Ruminant Production in Increasing Animal Foods in Latin America

  • Tony J. Cunha
  • J. K. Loosli
  • Robert F. ChandlerJr.
Part of the Basic Life Sciences book series (BLSC, volume 7)


There is a tremendous undeveloped potential for increasing ruminant production, both beef and dairy cattle, in Latin America. Less potential exists for augmenting the number of sheep and goats. The improved animal husbandry technology currently available could greatly expand ruminant production on the vast underutilized land areas of Latin America. Most of this land is not suitable for intense tillage for human food crops, and some of it will not be needed for this purpose for decades. Increasing ruminant production is a means of making this land more productive and helpful to the total economy of Latin America without competing for man’s food sources.

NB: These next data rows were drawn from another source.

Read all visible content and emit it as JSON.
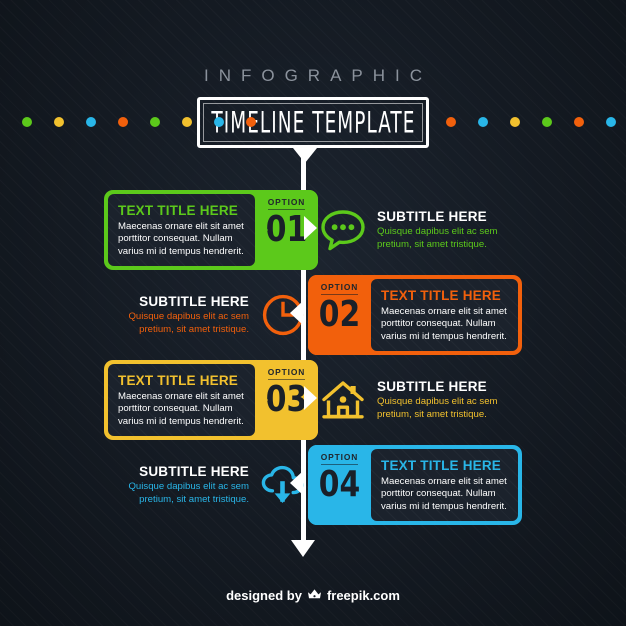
{
  "header": {
    "kicker": "INFOGRAPHIC",
    "title": "TIMELINE TEMPLATE"
  },
  "colors": {
    "green": "#5cc91b",
    "orange": "#f2600c",
    "yellow": "#f2c12e",
    "blue": "#29b6e8",
    "background": "#151c25",
    "panel": "#1b222c",
    "white": "#ffffff",
    "kicker_gray": "#8b929c"
  },
  "dots": {
    "left": [
      "#5cc91b",
      "#f2c12e",
      "#29b6e8",
      "#f2600c",
      "#5cc91b",
      "#f2c12e",
      "#29b6e8",
      "#f2600c"
    ],
    "right": [
      "#f2600c",
      "#29b6e8",
      "#f2c12e",
      "#5cc91b",
      "#f2600c",
      "#29b6e8",
      "#f2c12e",
      "#5cc91b"
    ]
  },
  "rows": [
    {
      "option_label": "OPTION",
      "number": "01",
      "color": "#5cc91b",
      "card_side": "left",
      "card_title": "TEXT TITLE HERE",
      "card_text": "Maecenas ornare elit sit amet porttitor consequat. Nullam varius mi id tempus hendrerit.",
      "sub_title": "SUBTITLE HERE",
      "sub_text": "Quisque dapibus elit ac sem pretium, sit amet tristique.",
      "icon": "speech-bubble-icon"
    },
    {
      "option_label": "OPTION",
      "number": "02",
      "color": "#f2600c",
      "card_side": "right",
      "card_title": "TEXT TITLE HERE",
      "card_text": "Maecenas ornare elit sit amet porttitor consequat. Nullam varius mi id tempus hendrerit.",
      "sub_title": "SUBTITLE HERE",
      "sub_text": "Quisque dapibus elit ac sem pretium, sit amet tristique.",
      "icon": "clock-icon"
    },
    {
      "option_label": "OPTION",
      "number": "03",
      "color": "#f2c12e",
      "card_side": "left",
      "card_title": "TEXT TITLE HERE",
      "card_text": "Maecenas ornare elit sit amet porttitor consequat. Nullam varius mi id tempus hendrerit.",
      "sub_title": "SUBTITLE HERE",
      "sub_text": "Quisque dapibus elit ac sem pretium, sit amet tristique.",
      "icon": "house-icon"
    },
    {
      "option_label": "OPTION",
      "number": "04",
      "color": "#29b6e8",
      "card_side": "right",
      "card_title": "TEXT TITLE HERE",
      "card_text": "Maecenas ornare elit sit amet porttitor consequat. Nullam varius mi id tempus hendrerit.",
      "sub_title": "SUBTITLE HERE",
      "sub_text": "Quisque dapibus elit ac sem pretium, sit amet tristique.",
      "icon": "cloud-download-icon"
    }
  ],
  "footer": {
    "prefix": "designed by",
    "brand": "freepik.com"
  }
}
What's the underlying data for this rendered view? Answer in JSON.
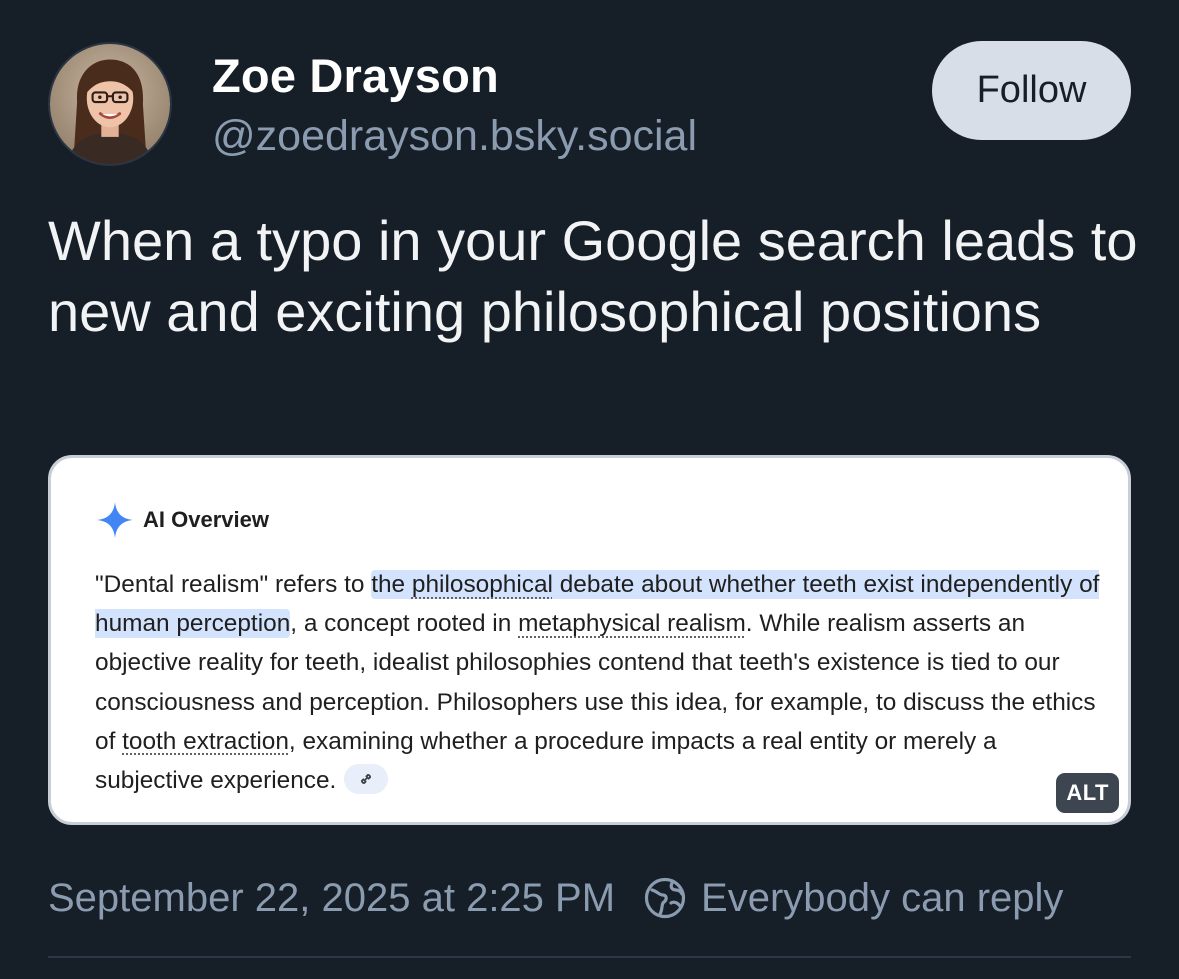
{
  "post": {
    "author": {
      "display_name": "Zoe Drayson",
      "handle": "@zoedrayson.bsky.social"
    },
    "follow_label": "Follow",
    "text": "When a typo in your Google search leads to new and exciting philosophical positions",
    "timestamp": "September 22, 2025 at 2:25 PM",
    "reply_setting": "Everybody can reply"
  },
  "image": {
    "alt_badge": "ALT",
    "ai_overview": {
      "title": "AI Overview",
      "segments": [
        "\"Dental realism\" refers to ",
        "the ",
        "philosophical",
        " debate about whether teeth exist independently of human perception",
        ", a concept rooted in ",
        "metaphysical realism",
        ". While realism asserts an objective reality for teeth, idealist philosophies contend that teeth's existence is tied to our consciousness and perception. Philosophers use this idea, for example, to discuss the ethics of ",
        "tooth extraction",
        ", examining whether a procedure impacts a real entity or merely a subjective experience."
      ]
    }
  },
  "colors": {
    "background": "#161e27",
    "follow_button": "#d8dee8",
    "muted_text": "#8b9bb0",
    "highlight": "#d3e3fd",
    "sparkle": "#4285f4"
  },
  "icons": {
    "sparkle": "sparkle-icon",
    "link": "link-icon",
    "globe": "globe-icon"
  }
}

Because forage is of no direct use to man, ruminant production is the best method for converting it into animal products for human food and other uses, and of adding quality and palatability to the diet.


Rice Straw Dairy Cattle Beef Cattle Water Buffalo Ruminant Animal 
These keywords were added by machine and not by the authors. This process is experimental and the keywords may be updated as the learning algorithm improves.

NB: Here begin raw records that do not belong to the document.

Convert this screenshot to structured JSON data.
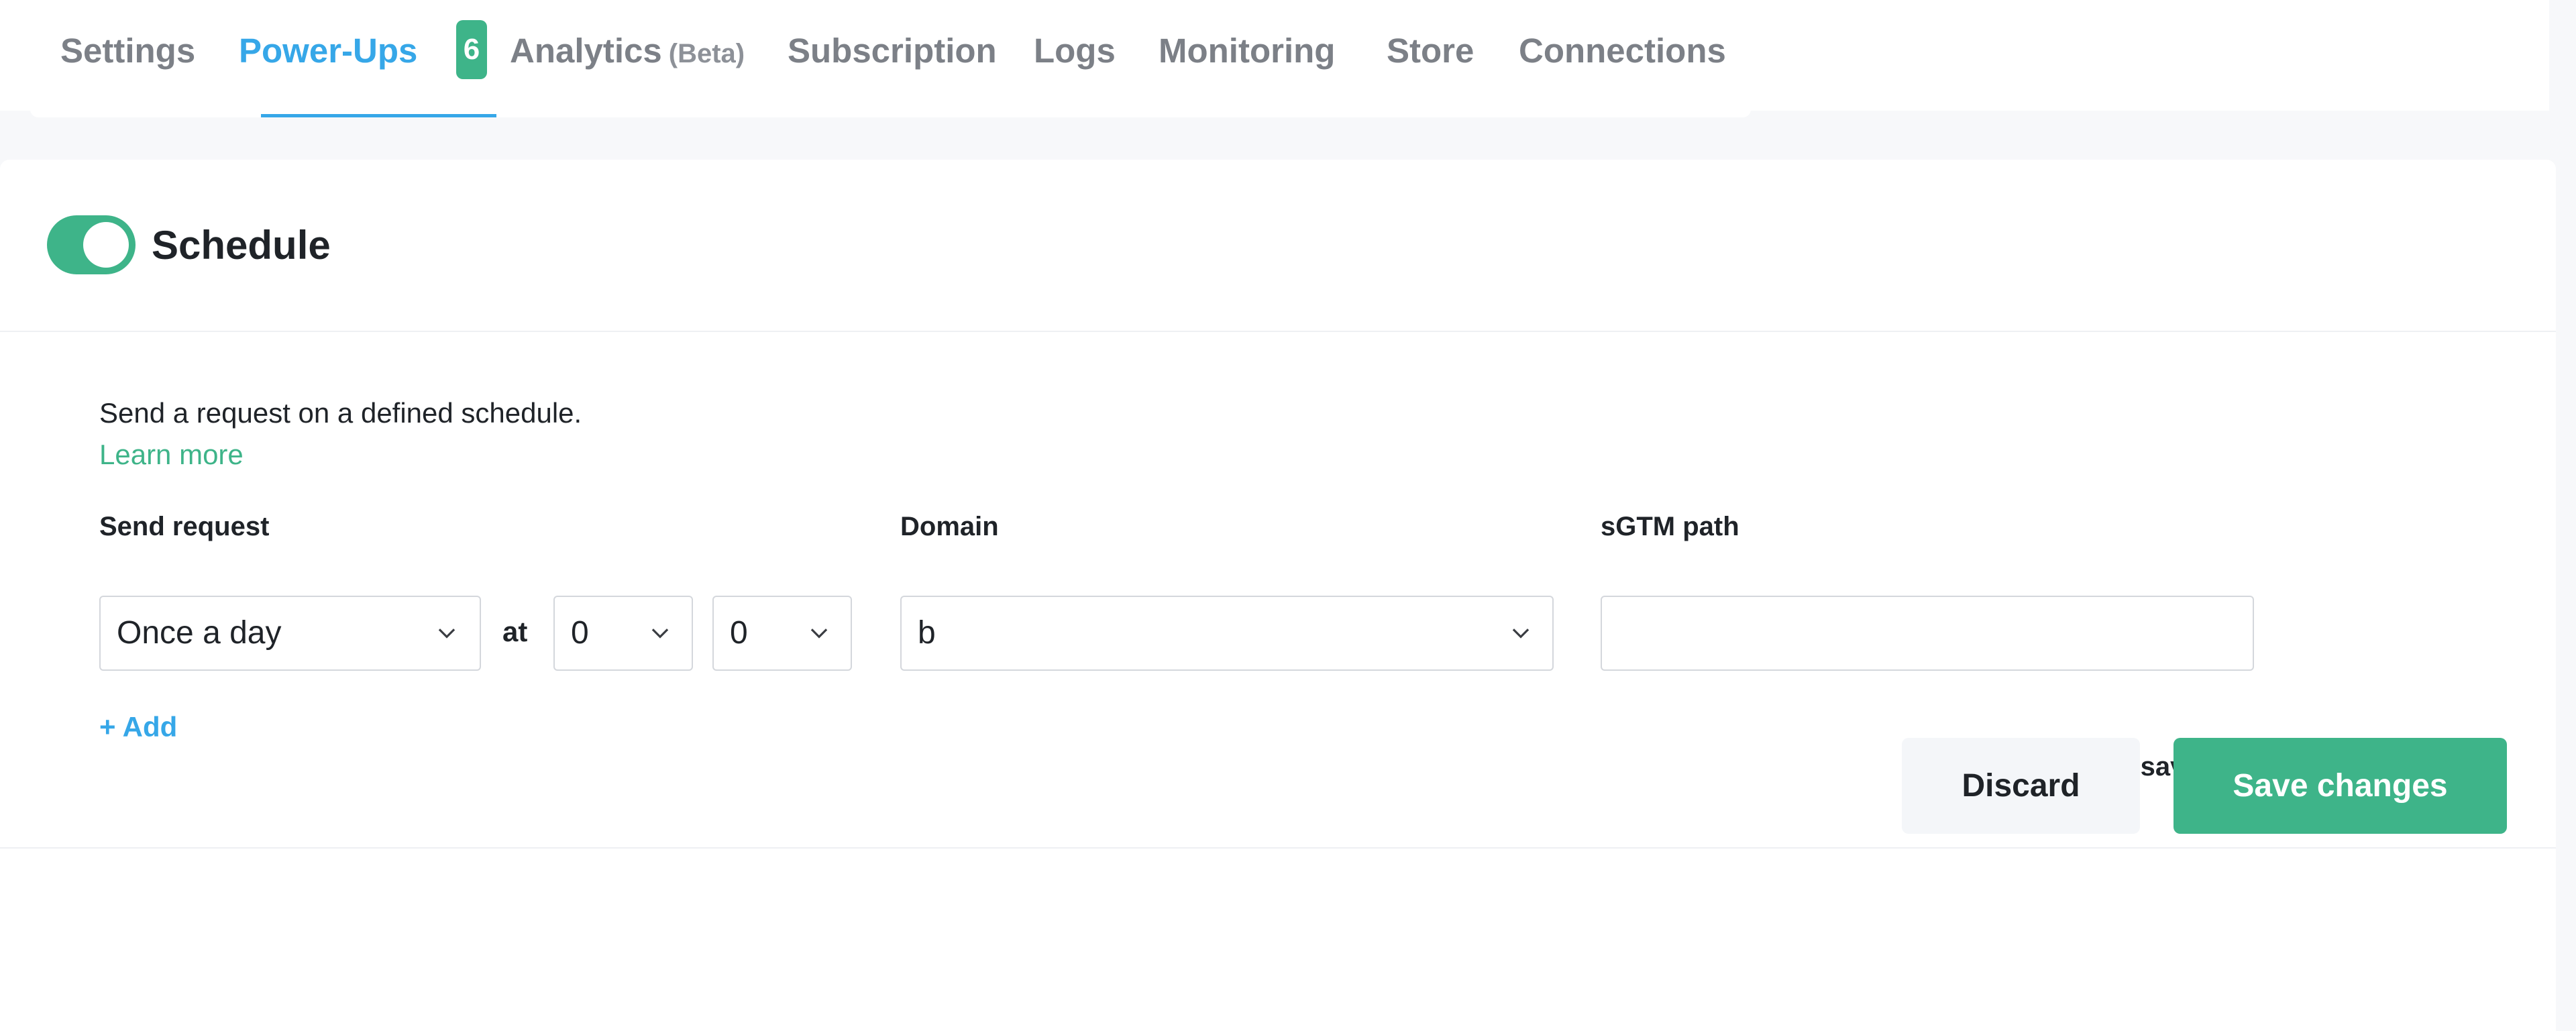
{
  "tabs": [
    {
      "label": "Settings"
    },
    {
      "label": "Power-Ups",
      "badge": "6",
      "active": true
    },
    {
      "label": "Analytics",
      "suffix": "(Beta)"
    },
    {
      "label": "Subscription"
    },
    {
      "label": "Logs"
    },
    {
      "label": "Monitoring"
    },
    {
      "label": "Store"
    },
    {
      "label": "Connections"
    }
  ],
  "card": {
    "title": "Schedule",
    "enabled": true,
    "description": "Send a request on a defined schedule.",
    "learn_more": "Learn more"
  },
  "form": {
    "send_request": {
      "label": "Send request",
      "value": "Once a day"
    },
    "at_label": "at",
    "hour": {
      "value": "0"
    },
    "minute": {
      "value": "0"
    },
    "domain": {
      "label": "Domain",
      "value": "b"
    },
    "path": {
      "label": "sGTM path",
      "value": ""
    },
    "add_label": "+ Add"
  },
  "footer": {
    "reminder": "Don’t forget to save",
    "discard": "Discard",
    "save": "Save changes"
  },
  "colors": {
    "accent_green": "#3eb489",
    "accent_blue": "#36a7e8",
    "arrow_orange": "#f07a3c"
  },
  "icons": {
    "select_caret": "chevron-down-icon",
    "reminder_arrow": "curved-arrow-icon"
  }
}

Unable to display preview. Download preview PDF.

Unable to display preview. Download preview PDF.


  1. 1.
    McDowell, L. R., and Conrad, J. H., 1973, University of Florida Research Proposal to US/AID, pp. 1–81.Google Scholar
  2. 2.
    Caton, D. D., 1970, Growth in demand for feed grains, U.S.D.A. Foreign Agric. Service, Econ. Report No. 63, p. 205.Google Scholar
  3. 3.
    Van Horn, H. H., Cunha, T. J., and Harms, R. H., 1972, The role of livestock in meeting human food needs, Bio Science 22: 710–714.Google Scholar
  4. 4.
    Phillips, R. W., 1972, Towards an intensified animal agriculture, Proceedings, 7th Symposium on International Production, Milan, Italy, April 15–17, pp. 62–72.Google Scholar
  5. 5.
    Cox, M. L., 1966, Animal agriculture in Latin America: Present status and possibilities for expansion, Proceedings, 15th Annual Meeting of Agriculture Research Institute, Washington, D.C., Oct. 10–11.Google Scholar
  6. 6.
    Cunha, T. J., 1971, The role of the livestock and meat industry in meeting human food needs, Proceedings, National Biological Congress, Miami, Florida, Oct. 25.Google Scholar
  7. 7.
    Cunha, T. J., 1967, Positive suggestions for the future, in: Rural development in tropical Latin America, K. L. Turk and L. V. Crowder (eds.), Cornell University Press, Ithaca, New York, pp. 413–429.Google Scholar
  8. 8.
    Hodgson, R. E., 1971, Place of animals in world agriculture, J. Dairy Sci. 54: 1–6.CrossRefGoogle Scholar
  9. 9.
    Loggins, P. E., Koger, M., Warnick, A. C., and Cunha, T. J., 1964, Spring lamb production in Florida, University of Florida Agric. Exp. Stat. Bull. 669.Google Scholar
  10. 10.
    Radhakrishnan, C. V., Bradley, R. E., and Loggins, P. E., 1972, Host responses of worm-free Florida native rambouillet lambs experimentally infected with Haemonchus contortus, Am. J. Vet. Res 33: 817–823.Google Scholar
  11. 11.
    Bradley, R. E., Radhakrishnan, C. V., Patil-Kulkarni, V. G., and Loggins, P. E., 1973, Response in Florida native and rambouillet lambs exposed to one and two oral doses of Haemonchus contortus, Am. J. Vet. Res. 34: 729–735.Google Scholar

Copyright information

© Plenum Press, New York 1976

Authors and Affiliations

  • Tony J. Cunha
    • 1
  • J. K. Loosli
    • 2
  • Robert F. ChandlerJr.
    • 3
  1. 1.Department of Animal ScienceUniversity of FloridaGainesvilleUSA
  2. 2.University of FloridaGainesvilleUSA
  3. 3.The Asian Vegetable Research and Development CenterShanhuaTaiwan

Personalised recommendations